■ **YOUR TASK**:
Count the lines in the records below that contain the word "Navigation", and give that figure alone.
__________
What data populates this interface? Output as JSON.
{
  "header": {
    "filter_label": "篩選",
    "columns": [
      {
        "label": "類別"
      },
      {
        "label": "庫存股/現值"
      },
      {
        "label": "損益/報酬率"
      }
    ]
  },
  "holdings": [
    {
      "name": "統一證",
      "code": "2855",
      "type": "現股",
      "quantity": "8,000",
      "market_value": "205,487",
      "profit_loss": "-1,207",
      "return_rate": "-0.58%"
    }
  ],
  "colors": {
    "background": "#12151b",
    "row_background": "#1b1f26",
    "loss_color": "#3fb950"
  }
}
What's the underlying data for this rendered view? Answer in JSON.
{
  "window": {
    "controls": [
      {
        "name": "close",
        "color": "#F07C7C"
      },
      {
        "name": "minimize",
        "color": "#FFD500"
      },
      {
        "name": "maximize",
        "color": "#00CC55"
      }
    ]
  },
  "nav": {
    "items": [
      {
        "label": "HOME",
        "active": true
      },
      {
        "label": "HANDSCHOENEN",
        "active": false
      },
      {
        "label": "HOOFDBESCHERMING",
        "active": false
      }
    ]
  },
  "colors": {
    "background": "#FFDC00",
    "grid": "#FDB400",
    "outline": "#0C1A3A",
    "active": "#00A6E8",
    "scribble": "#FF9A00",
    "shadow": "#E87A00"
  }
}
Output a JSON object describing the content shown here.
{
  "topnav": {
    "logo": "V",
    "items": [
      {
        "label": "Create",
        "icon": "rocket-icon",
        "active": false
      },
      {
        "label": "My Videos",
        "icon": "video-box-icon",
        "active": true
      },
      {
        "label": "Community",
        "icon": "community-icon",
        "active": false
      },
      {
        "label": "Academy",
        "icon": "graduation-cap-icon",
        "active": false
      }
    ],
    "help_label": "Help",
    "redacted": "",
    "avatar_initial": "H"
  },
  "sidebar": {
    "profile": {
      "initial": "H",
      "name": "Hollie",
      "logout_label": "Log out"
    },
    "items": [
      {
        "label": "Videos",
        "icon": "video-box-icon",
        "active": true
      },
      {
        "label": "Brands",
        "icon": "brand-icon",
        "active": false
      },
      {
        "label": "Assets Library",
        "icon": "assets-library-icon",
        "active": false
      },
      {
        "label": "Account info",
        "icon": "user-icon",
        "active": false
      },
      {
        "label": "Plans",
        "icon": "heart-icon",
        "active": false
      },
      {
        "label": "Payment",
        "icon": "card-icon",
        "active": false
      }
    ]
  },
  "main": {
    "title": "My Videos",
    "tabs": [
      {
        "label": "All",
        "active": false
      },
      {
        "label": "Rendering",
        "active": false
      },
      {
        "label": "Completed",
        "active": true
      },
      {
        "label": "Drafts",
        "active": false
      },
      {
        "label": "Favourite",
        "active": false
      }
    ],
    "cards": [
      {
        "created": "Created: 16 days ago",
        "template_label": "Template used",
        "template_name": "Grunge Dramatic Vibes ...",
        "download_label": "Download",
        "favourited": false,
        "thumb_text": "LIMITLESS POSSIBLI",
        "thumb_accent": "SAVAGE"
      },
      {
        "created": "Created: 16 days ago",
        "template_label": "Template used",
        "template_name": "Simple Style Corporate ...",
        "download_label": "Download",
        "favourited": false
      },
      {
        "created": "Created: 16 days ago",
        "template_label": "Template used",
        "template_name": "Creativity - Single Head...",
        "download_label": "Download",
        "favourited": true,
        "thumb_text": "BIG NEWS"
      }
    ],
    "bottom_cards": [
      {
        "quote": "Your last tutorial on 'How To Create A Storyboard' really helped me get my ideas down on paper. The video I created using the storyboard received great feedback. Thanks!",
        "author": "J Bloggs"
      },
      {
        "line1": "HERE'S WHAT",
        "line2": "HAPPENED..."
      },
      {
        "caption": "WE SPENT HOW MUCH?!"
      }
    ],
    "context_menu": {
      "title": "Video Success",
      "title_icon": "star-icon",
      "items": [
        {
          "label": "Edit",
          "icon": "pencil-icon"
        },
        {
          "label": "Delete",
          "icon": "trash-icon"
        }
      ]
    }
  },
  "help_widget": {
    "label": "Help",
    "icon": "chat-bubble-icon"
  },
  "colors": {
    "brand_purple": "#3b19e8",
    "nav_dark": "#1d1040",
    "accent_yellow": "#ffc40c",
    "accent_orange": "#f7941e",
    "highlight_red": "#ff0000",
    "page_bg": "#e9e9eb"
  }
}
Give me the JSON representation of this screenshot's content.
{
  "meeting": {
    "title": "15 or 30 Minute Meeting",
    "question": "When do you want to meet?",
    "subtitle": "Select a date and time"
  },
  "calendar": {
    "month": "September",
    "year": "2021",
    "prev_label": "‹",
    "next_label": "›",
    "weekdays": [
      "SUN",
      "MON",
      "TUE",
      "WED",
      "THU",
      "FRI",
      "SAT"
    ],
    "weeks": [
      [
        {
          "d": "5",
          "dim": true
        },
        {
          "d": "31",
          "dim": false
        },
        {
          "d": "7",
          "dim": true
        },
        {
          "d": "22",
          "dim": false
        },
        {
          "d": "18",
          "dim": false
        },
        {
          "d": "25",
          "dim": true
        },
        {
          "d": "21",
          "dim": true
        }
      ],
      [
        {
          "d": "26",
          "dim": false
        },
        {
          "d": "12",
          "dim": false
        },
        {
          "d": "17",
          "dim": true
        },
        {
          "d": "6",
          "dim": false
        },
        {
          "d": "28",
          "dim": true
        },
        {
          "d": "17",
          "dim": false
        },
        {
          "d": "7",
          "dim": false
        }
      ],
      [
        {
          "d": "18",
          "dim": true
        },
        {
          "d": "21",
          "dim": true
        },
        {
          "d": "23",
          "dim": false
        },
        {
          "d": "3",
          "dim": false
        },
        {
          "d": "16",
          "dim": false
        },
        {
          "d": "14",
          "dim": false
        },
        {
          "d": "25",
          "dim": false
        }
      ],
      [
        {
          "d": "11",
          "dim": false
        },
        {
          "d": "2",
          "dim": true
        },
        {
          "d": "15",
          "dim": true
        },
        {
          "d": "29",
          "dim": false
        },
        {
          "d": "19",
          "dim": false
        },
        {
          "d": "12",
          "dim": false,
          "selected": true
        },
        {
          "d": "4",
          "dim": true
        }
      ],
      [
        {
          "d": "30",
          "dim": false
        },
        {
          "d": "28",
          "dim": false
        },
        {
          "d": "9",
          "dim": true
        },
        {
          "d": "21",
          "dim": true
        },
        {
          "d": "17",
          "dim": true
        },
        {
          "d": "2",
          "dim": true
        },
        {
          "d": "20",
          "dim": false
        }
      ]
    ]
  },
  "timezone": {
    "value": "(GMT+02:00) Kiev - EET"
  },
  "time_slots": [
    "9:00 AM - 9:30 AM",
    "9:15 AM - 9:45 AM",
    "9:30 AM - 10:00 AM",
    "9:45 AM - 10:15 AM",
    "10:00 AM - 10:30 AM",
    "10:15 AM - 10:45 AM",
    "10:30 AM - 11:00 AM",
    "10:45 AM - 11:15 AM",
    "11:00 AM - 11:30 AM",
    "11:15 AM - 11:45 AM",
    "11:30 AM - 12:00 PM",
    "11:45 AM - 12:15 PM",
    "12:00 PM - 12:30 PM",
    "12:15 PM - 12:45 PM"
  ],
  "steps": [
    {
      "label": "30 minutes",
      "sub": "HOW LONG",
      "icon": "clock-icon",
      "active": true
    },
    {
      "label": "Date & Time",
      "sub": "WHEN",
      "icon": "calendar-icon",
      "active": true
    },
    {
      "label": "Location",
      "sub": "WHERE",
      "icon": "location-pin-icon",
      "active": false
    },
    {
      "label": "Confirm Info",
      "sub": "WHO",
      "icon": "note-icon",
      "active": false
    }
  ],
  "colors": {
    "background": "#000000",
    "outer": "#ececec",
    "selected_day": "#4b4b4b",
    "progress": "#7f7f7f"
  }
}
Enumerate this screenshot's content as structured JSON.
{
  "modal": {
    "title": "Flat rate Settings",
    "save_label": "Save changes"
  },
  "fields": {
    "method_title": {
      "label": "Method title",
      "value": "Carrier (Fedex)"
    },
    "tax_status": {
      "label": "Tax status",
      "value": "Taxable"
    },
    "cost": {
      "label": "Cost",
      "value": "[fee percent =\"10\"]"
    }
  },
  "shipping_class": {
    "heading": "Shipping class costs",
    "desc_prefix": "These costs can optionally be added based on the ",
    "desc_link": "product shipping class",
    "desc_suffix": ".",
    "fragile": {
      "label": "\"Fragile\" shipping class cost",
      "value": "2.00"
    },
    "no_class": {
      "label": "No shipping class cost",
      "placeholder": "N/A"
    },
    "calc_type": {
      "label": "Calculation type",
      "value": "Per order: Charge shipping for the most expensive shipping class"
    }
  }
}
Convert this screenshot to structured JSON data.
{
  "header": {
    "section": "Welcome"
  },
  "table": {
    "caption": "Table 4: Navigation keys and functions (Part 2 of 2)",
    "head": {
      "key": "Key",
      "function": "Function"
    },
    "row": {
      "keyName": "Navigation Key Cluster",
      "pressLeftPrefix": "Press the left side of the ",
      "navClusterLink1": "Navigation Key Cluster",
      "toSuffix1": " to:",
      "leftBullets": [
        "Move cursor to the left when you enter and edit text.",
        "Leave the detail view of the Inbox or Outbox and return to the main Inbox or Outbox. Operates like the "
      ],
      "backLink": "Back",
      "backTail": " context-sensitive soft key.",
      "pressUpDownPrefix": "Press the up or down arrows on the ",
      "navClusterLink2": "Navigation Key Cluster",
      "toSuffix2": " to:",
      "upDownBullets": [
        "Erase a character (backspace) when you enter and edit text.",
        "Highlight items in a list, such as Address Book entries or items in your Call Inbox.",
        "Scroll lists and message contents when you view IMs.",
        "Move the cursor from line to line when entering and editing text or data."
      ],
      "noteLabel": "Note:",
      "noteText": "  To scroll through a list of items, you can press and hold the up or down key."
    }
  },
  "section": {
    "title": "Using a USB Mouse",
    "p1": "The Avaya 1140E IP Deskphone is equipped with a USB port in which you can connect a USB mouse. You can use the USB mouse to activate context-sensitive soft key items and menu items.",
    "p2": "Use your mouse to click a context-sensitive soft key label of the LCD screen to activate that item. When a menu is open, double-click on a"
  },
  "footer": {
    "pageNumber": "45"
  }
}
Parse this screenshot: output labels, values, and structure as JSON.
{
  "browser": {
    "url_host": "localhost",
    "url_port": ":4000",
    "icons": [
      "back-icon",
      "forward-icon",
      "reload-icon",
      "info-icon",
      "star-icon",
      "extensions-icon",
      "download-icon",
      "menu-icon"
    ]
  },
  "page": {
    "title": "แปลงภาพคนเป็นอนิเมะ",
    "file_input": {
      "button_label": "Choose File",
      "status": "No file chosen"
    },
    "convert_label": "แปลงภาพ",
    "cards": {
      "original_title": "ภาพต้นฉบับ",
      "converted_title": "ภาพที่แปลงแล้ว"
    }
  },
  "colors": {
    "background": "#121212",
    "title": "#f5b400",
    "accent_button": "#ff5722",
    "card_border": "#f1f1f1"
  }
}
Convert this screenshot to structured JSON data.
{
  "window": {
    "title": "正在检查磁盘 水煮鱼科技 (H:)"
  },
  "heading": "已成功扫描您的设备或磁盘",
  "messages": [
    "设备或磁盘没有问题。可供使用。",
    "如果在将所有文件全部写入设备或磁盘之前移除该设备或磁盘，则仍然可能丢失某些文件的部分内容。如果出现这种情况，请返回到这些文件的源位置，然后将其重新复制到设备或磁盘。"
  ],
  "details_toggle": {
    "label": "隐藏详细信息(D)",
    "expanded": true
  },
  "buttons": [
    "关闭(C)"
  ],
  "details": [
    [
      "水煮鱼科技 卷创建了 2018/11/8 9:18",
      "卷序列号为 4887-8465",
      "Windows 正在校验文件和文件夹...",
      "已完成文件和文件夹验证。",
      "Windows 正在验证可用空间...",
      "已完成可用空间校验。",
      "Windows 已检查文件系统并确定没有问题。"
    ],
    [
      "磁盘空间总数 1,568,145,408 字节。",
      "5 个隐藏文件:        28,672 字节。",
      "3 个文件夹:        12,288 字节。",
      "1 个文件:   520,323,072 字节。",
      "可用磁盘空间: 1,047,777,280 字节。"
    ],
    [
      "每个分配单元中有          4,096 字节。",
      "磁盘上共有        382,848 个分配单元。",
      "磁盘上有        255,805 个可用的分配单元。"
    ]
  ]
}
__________
■ **TASK RESPONSE**:
4